**Problem to solve**
Go through the data below and return each line containing the word "JSON".

**Data excerpts**

[Start of Attachment]

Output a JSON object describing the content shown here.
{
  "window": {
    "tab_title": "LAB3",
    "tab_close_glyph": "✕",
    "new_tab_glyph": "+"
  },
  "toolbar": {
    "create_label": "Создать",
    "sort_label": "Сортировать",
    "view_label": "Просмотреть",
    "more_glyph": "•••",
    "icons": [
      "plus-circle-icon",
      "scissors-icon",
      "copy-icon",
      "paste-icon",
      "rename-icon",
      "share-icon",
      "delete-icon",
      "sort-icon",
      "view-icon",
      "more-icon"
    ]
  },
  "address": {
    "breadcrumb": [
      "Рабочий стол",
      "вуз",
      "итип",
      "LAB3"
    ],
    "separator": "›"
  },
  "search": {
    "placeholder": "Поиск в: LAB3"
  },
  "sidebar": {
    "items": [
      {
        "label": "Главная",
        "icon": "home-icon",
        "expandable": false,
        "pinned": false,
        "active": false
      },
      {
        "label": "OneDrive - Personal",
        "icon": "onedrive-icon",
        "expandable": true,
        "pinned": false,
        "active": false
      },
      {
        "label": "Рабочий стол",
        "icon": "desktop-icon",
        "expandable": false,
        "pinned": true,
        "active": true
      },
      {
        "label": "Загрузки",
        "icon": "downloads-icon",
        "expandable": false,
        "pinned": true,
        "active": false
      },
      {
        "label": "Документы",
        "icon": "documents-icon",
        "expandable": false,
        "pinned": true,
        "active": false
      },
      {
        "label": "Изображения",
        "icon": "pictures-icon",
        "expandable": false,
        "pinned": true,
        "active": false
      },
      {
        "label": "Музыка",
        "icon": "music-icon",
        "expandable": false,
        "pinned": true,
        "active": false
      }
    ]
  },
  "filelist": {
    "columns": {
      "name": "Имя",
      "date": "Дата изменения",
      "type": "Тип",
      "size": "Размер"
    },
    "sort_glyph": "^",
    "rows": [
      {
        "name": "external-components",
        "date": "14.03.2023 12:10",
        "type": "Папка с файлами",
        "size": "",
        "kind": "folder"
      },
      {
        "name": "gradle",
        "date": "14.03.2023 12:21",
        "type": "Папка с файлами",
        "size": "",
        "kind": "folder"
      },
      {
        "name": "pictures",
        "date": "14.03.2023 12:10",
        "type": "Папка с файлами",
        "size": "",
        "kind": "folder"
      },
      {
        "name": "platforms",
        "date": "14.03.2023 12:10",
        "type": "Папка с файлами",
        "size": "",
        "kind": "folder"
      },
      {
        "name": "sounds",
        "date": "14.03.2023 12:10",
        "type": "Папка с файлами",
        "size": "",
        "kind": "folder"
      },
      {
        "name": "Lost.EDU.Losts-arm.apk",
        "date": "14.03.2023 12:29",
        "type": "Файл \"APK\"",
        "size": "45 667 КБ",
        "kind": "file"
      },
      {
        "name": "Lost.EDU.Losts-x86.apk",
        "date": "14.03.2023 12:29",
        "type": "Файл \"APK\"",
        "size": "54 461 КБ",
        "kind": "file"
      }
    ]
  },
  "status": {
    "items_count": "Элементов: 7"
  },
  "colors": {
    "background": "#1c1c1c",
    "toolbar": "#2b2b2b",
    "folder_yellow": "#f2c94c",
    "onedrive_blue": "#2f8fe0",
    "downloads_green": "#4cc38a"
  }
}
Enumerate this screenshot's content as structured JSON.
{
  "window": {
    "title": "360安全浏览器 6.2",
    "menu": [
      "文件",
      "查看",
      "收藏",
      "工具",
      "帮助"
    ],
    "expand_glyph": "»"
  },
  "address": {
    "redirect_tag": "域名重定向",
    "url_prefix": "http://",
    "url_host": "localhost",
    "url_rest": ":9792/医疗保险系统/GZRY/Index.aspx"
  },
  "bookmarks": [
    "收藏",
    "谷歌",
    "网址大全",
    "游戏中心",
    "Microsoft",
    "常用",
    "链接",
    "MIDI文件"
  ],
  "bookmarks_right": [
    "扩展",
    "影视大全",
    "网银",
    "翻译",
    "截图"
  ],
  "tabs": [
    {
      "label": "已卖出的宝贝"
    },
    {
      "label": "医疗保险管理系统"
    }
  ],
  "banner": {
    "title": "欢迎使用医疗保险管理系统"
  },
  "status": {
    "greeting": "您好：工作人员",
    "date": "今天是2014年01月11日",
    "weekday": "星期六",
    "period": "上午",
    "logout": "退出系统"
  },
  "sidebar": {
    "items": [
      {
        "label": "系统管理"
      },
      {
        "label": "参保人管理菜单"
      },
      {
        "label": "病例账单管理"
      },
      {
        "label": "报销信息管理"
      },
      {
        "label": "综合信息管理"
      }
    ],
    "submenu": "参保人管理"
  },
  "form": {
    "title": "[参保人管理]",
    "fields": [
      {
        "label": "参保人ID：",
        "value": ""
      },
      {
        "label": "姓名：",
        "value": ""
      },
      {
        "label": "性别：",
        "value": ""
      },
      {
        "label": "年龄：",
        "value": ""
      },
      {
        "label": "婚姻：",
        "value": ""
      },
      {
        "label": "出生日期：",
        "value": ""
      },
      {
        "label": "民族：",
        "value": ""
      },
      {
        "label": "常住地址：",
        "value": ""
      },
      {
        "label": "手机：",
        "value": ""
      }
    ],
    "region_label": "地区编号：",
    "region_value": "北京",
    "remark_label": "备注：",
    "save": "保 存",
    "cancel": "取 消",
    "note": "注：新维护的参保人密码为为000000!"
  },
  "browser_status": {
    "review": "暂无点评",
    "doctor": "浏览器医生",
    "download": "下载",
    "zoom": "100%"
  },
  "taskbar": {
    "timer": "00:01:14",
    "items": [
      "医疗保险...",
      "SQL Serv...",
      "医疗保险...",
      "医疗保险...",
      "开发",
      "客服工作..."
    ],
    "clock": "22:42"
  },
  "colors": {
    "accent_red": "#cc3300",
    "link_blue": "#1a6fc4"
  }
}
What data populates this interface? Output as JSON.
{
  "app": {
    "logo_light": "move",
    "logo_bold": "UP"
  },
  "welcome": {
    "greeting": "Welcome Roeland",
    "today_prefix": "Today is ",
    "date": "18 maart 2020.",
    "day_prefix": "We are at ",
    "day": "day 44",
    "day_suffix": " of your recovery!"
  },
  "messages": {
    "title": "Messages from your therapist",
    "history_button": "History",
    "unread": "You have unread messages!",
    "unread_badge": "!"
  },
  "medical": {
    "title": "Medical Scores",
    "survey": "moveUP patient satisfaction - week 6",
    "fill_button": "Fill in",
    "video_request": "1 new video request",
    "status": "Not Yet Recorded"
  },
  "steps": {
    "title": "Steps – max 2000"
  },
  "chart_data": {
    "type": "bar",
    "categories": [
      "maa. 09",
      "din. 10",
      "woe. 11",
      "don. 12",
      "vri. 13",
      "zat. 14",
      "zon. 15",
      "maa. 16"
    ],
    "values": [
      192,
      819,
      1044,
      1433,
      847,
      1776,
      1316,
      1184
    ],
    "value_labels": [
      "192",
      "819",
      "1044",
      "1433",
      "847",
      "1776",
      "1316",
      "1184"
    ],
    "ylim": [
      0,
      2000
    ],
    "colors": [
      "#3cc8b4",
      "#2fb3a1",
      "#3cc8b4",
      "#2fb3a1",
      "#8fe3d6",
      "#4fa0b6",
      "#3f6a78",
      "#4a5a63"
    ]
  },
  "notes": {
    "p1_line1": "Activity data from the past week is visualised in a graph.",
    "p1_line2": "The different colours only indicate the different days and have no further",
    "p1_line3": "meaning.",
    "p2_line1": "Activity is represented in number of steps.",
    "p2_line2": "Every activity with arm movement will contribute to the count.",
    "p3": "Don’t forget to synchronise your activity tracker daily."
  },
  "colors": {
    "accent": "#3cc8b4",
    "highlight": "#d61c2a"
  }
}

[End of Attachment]

**Output below**
Output a JSON object describing the content shown here.
Enumerate this screenshot's content as structured JSON.
What data populates this interface? Output as JSON.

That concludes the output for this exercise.